I'll start with the easy one. This is a burnet moth with six spots on each fore-wing so it is a six-spot burnet moth (Zygaena filipendulae). It is common throughout the British Isles, so it is no surprise to see it here.
This one looks to me like a burnet moth with five spots, so I wondered if it might be a five-spot burnet moth (Zygaena trifolii).
However, I then read that the five-spot burnet moth is found in the south of England, in Wales and in the Isle of Man. So perhaps it isn't. Then I read further that it has been spreading north in recent years and is now found in Scotland. So perhaps it is. Then I read about the narrow-bordered five-spot burnet moth (Zygaena lonicerae) which is common across England and Wales and the Scottish Borders. It has a longer and more pointed forewing than Zygaena trifolii and a narrower black border on the hind-wing but both are tricky when you don't have the two side by side. Here is a glimpse of the black border but I don't know if it is narrow or not.
I found this six-spot with crumpled wings. I don't know if it was newly emerged and the wings weren't yet fully expanded or if it had a wing deformity.
And this one was one of three types of insect interested in the same flower.

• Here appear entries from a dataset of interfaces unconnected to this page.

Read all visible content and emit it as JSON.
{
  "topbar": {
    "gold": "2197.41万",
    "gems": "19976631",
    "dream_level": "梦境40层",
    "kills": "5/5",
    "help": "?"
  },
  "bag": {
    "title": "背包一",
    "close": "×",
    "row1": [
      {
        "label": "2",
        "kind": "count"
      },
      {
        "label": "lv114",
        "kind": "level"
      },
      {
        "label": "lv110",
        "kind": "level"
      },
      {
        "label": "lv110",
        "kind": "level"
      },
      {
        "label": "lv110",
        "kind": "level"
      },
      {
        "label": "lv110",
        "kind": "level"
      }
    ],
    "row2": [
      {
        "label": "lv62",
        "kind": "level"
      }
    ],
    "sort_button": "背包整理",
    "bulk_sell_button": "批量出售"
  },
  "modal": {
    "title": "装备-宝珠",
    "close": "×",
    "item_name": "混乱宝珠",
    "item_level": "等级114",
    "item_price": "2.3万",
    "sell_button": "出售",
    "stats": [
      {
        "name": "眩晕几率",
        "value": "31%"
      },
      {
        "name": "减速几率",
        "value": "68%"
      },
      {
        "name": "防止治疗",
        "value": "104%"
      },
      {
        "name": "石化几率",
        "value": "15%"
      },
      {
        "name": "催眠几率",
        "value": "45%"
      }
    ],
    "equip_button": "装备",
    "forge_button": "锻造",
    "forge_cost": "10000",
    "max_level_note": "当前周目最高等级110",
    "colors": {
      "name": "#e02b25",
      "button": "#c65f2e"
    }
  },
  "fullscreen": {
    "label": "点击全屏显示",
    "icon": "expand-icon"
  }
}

Like cinnabar moths, burnet moths are aposematic, that is they have warning colouration to deter predators. Burnet moths emit a liquid containing cyanide if attacked so the birds know to leave them alone.